    I appreciated the care you took when defining “smart heroine” for the purposes of your article, and the many branches of that definition—the “marrying of internal and external stakes” section is especially interesting, for example. “To be considered brilliant and beating the odds, the heroine in question must face greater stakes than social struggles, insecurity, or discrepancies between what is real and what could become real. She often faces real-world, external problems such as abuse, bullying, and cultural tensions.” An intriguing contrast!

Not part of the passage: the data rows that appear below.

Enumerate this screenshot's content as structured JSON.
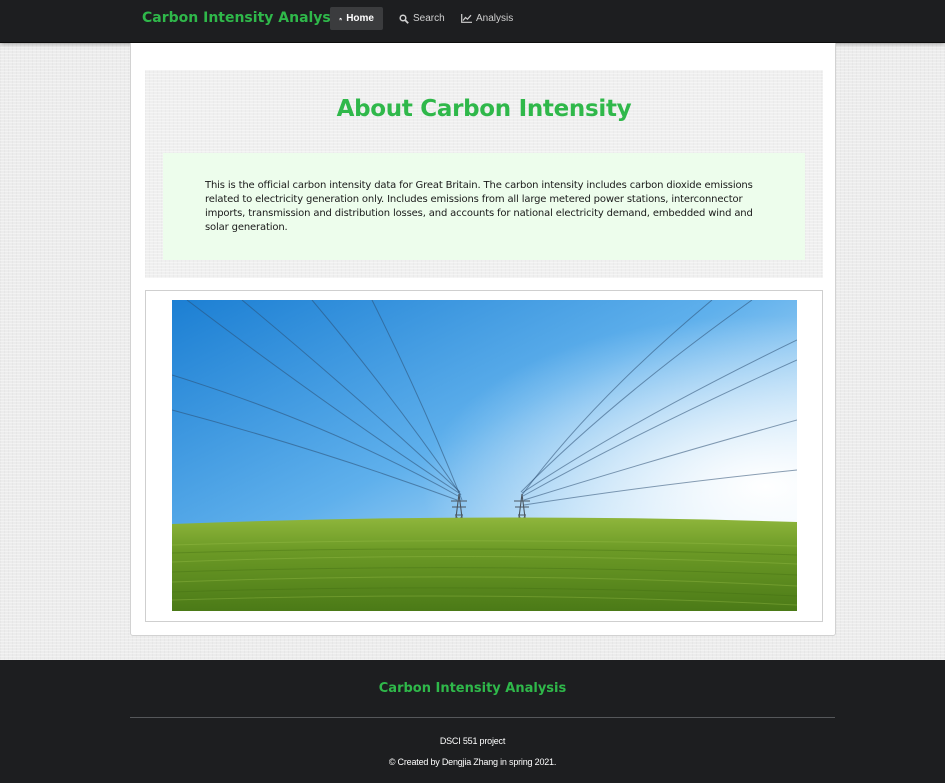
{
  "navbar": {
    "brand": "Carbon Intensity Analysis",
    "items": [
      {
        "label": "Home",
        "icon": "home-icon",
        "active": true
      },
      {
        "label": "Search",
        "icon": "search-icon",
        "active": false
      },
      {
        "label": "Analysis",
        "icon": "line-chart-icon",
        "active": false
      }
    ]
  },
  "main": {
    "title": "About Carbon Intensity",
    "description": "This is the official carbon intensity data for Great Britain. The carbon intensity includes carbon dioxide emissions related to electricity generation only. Includes emissions from all large metered power stations, interconnector imports, transmission and distribution losses, and accounts for national electricity demand, embedded wind and solar generation.",
    "image": "photo of electricity pylons over a green grass field under a blue sky"
  },
  "footer": {
    "brand": "Carbon Intensity Analysis",
    "line1": "DSCI 551 project",
    "line2": "© Created by Dengjia Zhang in spring 2021."
  },
  "colors": {
    "accent": "#2fb84a",
    "navbar_bg": "#1d1e20",
    "about_box_bg": "#edfdec"
  }
}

    I also appreciated the range of heroine examples in this article (nice reference to Matilda, one of my childhood favorites). So many more heroines could make this list, as I am certain you know…fun to consider who else could join the conversation. I thought of Anne of Green Gables and The Great Gilly Hopkins when reading.

    Thanks for writing!

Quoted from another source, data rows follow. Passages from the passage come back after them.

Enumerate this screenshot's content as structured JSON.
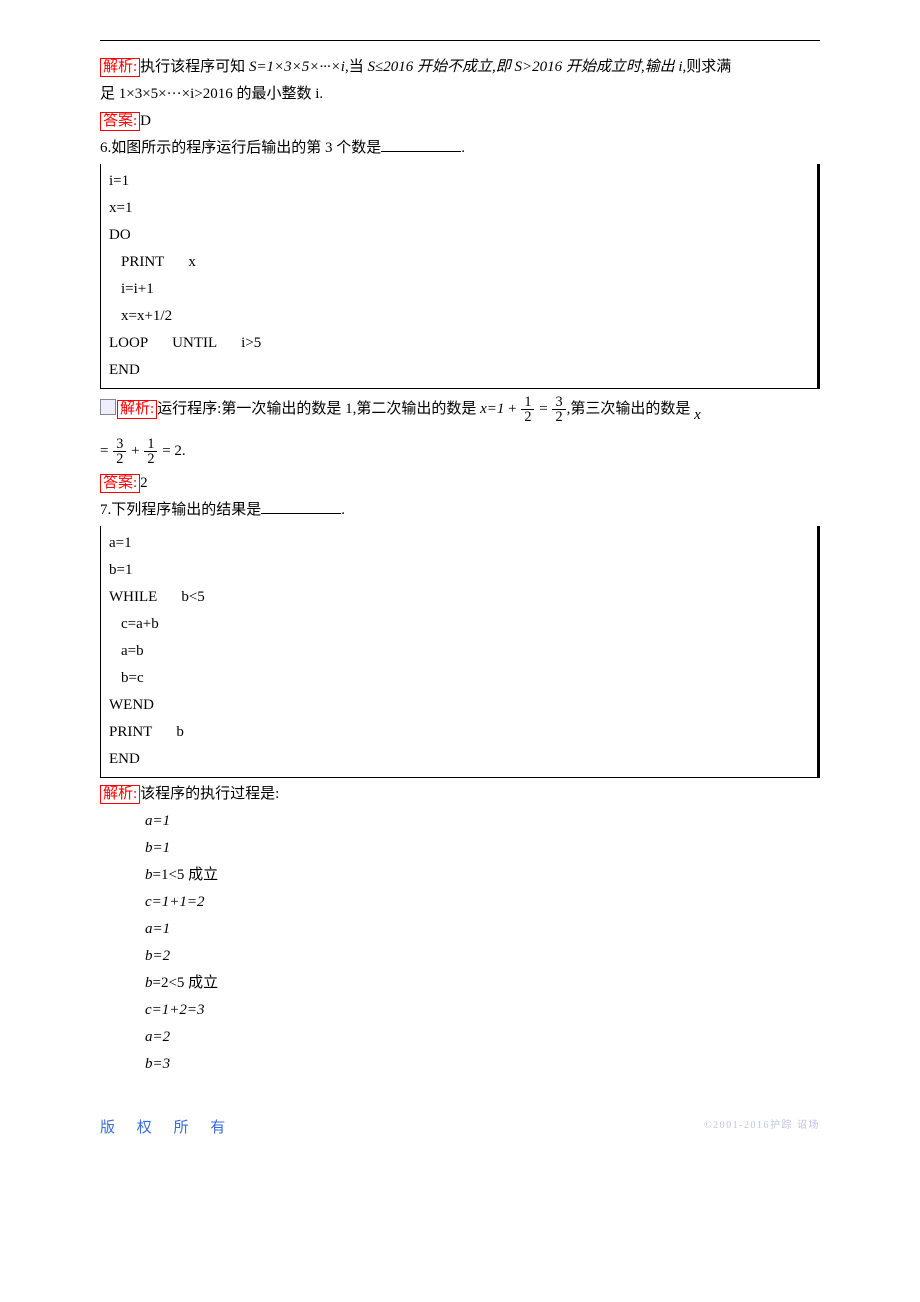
{
  "q5": {
    "analysis_label": "解析:",
    "analysis1": "执行该程序可知 ",
    "analysis2": "S=1×3×5×···×i,",
    "analysis3": "当 ",
    "analysis4": "S≤2016 开始不成立,即 S>2016 开始成立时,输出 i,",
    "analysis5": "则求满",
    "analysis6": "足 1×3×5×···×i>2016 的最小整数 i.",
    "answer_label": "答案:",
    "answer": "D"
  },
  "q6": {
    "stem": "6.如图所示的程序运行后输出的第 3 个数是",
    "period": ".",
    "code": [
      "i=1",
      "x=1",
      "DO",
      "  PRINT   x",
      "  i=i+1",
      "  x=x+1/2",
      "LOOP   UNTIL   i>5",
      "END"
    ],
    "analysis_label": "解析:",
    "ana_a": "运行程序:第一次输出的数是 1,第二次输出的数是 ",
    "ana_b": "x=1",
    "ana_c": "第三次输出的数是",
    "ana_d": "x",
    "eq2_tail": "= 2.",
    "answer_label": "答案:",
    "answer": "2"
  },
  "q7": {
    "stem": "7.下列程序输出的结果是",
    "period": ".",
    "code": [
      "a=1",
      "b=1",
      "WHILE   b<5",
      "  c=a+b",
      "  a=b",
      "  b=c",
      "WEND",
      "PRINT   b",
      "END"
    ],
    "analysis_label": "解析:",
    "analysis_text": "该程序的执行过程是:",
    "trace": [
      "a=1",
      "b=1",
      "b=1<5 成立",
      "c=1+1=2",
      "a=1",
      "b=2",
      "b=2<5 成立",
      "c=1+2=3",
      "a=2",
      "b=3"
    ]
  },
  "fractions": {
    "half_num": "1",
    "half_den": "2",
    "threehalf_num": "3",
    "threehalf_den": "2"
  },
  "footer": {
    "left": "版 权 所 有",
    "right": "©2001-2016护踪 诏场"
  }
}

    Evolution of the Smart Heroine

    As a long-time Potter fan, I spent much time in various movie theaters over the years whispering into my unfortunate companions’ ears “That’s not what happened in the books.” Really love how you structured this article, allowing for the distinctions between the movies and books as a whole but also making room for minute distinctions between characters and relationships (though you probably could have broken this up into two different articles and I would have loved both!). The section on Hermione is excellent as she and Harry’s relationship is no doubt my favorite in the series—deeply complex and refreshingly platonic. I think the later movies handled their love and loyalty for one another very well, especially the final two. That dance scene in the tent in Deathly Hallows, Part 1 and Hermione’s tearful “I’ll come with you” on the stairs in Hallows, Part 2 will always stick with me—in these cases (especially the dance scene), I felt the liberties taken allegorized the depth of their friendship in a manner suitable to the screen (and all its sometimes-necessary embellishments). Again, lots to love with this article! Will re-read.

    Harry Potter: Books vs. Movies

    An intriguing essay. I especially liked the section about Suzanne Collins—“I don’t write about adolescence,” Collins insists. “I write about war. For adolescents.” I appreciate the nuance of that distinction and feel it applies to many writers of young adult fiction (an often misunderstood genre for this very reason, I believe). I spent a good deal of time researching Collins and her perspectives on necessary/unnecessary war after reading this. Fascinating to follow the thread. Thanks for writing!

    Creative Writing is the Sincerest Form of Reality